[Opening Data excerpts section]

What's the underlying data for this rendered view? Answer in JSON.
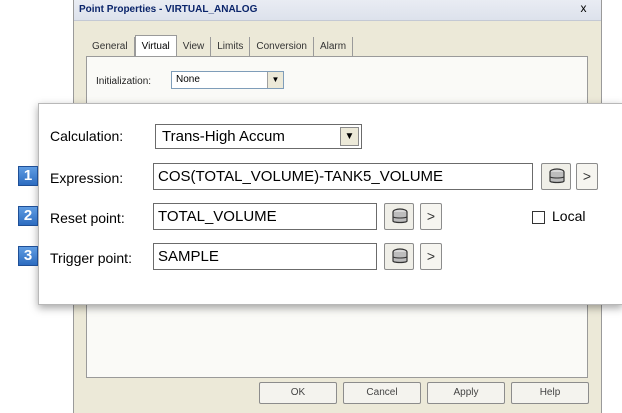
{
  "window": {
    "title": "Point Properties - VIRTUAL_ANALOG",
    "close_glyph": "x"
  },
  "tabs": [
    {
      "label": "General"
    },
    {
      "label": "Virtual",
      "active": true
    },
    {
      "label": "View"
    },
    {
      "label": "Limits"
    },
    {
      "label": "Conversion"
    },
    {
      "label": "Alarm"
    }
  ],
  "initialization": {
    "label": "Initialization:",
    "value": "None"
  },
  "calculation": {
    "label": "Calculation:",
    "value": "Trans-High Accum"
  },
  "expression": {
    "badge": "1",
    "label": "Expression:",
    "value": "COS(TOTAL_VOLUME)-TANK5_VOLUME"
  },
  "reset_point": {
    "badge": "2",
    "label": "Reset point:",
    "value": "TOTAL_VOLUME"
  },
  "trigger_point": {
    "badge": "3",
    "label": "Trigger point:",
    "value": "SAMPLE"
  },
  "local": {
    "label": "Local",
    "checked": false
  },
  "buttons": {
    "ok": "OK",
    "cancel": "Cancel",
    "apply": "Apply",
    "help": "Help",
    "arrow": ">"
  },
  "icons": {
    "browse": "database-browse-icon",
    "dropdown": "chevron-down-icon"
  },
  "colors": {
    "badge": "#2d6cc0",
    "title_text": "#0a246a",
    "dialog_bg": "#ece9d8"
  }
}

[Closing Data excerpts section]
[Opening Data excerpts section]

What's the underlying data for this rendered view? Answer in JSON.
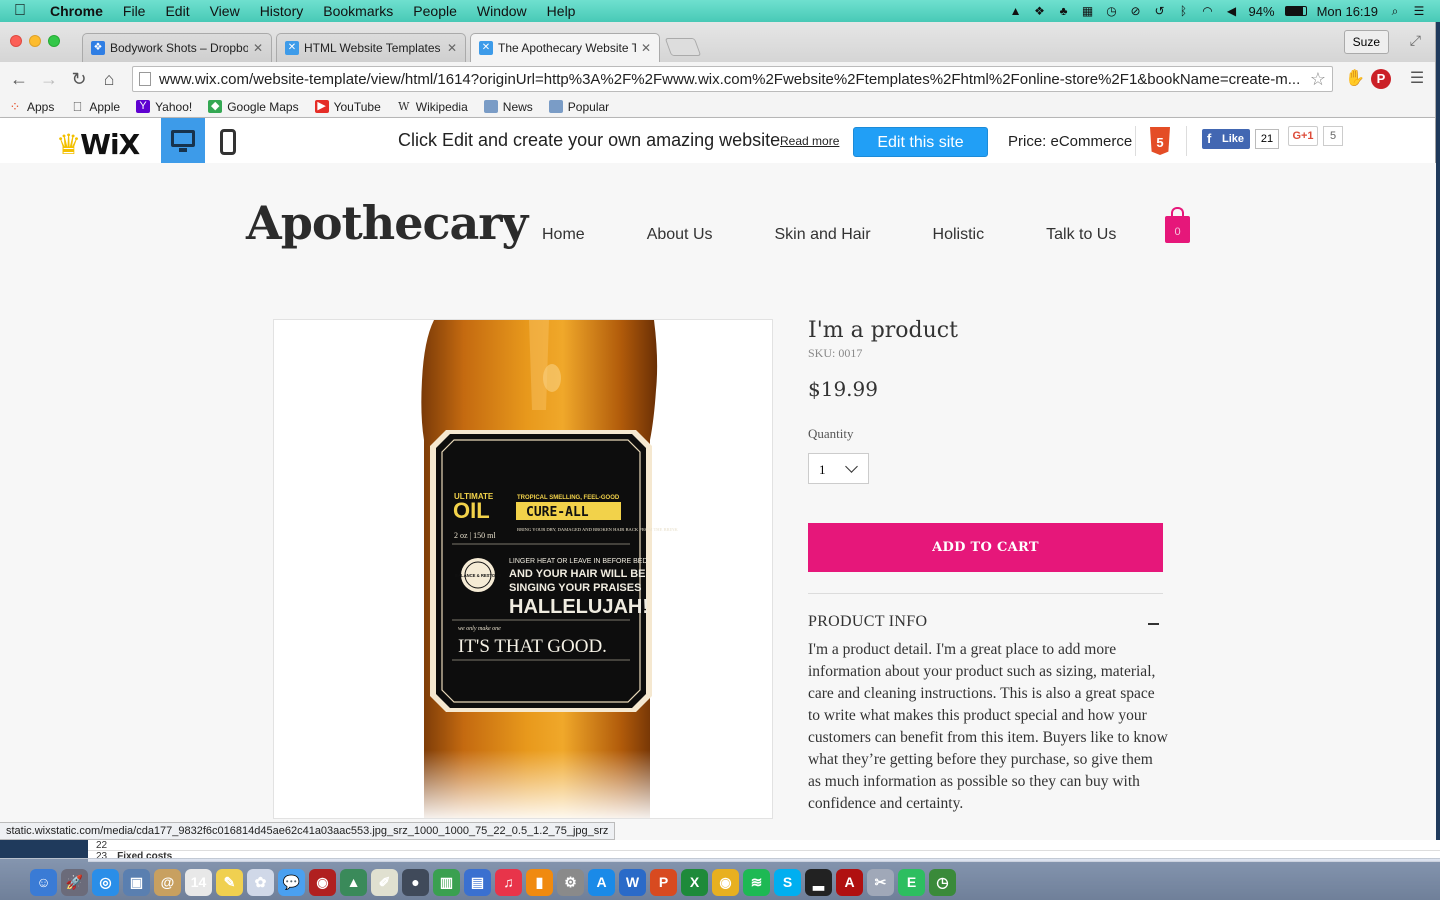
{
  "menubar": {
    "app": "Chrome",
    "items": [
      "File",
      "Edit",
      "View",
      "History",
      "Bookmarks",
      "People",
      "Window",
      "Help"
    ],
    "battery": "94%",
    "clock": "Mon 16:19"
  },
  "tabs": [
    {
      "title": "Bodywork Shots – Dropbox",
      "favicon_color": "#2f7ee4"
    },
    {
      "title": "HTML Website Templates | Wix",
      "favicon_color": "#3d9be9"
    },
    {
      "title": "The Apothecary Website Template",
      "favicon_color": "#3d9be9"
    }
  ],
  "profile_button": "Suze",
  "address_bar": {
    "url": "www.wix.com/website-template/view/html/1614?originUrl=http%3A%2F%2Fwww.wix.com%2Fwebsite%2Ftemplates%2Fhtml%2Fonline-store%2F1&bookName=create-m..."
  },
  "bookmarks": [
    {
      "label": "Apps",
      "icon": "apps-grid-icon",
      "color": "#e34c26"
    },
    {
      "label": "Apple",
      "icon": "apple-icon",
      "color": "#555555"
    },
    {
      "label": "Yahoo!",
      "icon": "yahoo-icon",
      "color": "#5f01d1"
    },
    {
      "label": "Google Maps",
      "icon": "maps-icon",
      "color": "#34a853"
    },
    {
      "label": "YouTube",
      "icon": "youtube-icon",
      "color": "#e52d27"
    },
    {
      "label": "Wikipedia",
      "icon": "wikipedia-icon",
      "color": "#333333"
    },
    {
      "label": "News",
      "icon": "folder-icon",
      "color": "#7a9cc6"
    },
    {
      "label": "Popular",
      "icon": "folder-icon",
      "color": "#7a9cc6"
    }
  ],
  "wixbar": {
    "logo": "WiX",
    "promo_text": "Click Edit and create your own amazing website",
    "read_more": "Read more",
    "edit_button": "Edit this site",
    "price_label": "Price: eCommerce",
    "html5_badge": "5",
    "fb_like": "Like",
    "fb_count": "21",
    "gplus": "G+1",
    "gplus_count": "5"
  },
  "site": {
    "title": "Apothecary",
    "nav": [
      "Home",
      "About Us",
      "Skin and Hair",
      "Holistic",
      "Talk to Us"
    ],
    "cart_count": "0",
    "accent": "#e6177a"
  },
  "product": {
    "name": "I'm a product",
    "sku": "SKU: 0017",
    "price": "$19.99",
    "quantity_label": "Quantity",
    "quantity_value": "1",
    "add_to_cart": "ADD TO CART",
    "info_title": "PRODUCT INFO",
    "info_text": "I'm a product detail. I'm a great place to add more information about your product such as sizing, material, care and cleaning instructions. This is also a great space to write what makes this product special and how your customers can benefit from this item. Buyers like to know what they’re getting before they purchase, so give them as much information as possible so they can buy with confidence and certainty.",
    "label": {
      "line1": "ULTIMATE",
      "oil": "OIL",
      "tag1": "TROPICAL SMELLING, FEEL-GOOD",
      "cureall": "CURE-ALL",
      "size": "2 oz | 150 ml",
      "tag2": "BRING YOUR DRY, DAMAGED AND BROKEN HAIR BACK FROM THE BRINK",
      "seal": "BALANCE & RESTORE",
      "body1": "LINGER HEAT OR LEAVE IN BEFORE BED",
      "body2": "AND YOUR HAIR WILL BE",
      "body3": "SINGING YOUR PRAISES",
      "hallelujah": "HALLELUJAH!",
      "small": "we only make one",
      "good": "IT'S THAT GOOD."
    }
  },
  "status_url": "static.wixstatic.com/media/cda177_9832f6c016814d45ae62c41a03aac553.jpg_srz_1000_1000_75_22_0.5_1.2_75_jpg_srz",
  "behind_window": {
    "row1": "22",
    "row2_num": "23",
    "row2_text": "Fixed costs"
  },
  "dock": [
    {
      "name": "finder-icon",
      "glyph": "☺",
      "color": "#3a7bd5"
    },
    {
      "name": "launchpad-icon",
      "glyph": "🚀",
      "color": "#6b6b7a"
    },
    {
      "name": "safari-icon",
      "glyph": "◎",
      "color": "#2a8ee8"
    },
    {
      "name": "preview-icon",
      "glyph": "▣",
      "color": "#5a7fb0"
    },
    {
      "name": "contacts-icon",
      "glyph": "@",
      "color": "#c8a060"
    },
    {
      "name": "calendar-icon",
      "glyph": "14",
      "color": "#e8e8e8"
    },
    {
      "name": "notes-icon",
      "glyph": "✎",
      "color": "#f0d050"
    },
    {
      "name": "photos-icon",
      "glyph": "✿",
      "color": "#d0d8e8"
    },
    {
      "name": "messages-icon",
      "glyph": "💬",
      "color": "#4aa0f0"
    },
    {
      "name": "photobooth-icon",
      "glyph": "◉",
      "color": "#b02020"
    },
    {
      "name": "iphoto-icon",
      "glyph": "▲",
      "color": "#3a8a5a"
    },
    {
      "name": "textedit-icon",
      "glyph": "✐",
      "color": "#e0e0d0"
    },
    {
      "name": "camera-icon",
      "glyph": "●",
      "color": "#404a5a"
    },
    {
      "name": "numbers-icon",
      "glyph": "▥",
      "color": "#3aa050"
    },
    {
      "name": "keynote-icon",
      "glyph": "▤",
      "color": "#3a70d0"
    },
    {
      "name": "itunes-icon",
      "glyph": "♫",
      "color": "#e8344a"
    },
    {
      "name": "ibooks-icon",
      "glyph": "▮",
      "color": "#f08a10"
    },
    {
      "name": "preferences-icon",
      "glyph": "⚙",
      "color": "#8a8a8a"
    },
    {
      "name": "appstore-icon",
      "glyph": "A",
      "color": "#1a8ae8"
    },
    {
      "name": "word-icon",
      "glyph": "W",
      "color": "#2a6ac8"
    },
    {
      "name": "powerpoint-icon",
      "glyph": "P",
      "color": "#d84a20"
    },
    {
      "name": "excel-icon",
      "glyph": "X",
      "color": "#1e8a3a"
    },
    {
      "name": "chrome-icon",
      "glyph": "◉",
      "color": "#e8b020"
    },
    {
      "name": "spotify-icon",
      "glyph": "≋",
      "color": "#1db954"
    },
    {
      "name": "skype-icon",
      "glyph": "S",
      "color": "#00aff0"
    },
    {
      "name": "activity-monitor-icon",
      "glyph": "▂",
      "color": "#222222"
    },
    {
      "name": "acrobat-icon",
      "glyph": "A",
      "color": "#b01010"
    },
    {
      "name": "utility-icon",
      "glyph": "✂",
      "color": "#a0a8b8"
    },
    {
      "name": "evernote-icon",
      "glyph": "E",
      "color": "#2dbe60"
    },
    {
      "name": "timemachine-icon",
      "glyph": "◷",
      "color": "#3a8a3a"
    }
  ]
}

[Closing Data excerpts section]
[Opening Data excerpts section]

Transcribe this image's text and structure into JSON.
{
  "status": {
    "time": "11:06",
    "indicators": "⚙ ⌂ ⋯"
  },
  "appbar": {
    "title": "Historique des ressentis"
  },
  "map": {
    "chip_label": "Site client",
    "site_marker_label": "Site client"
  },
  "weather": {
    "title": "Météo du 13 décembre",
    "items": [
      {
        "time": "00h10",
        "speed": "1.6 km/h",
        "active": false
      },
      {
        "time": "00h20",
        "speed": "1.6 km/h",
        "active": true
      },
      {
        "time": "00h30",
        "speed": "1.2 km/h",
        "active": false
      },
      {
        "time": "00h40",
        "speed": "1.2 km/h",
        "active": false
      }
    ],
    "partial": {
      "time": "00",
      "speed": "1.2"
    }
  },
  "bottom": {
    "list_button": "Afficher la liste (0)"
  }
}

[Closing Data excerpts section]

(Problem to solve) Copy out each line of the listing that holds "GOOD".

(Exercise solution)
      "tag1": "TROPICAL SMELLING, FEEL-GOOD",
      "good": "IT'S THAT GOOD."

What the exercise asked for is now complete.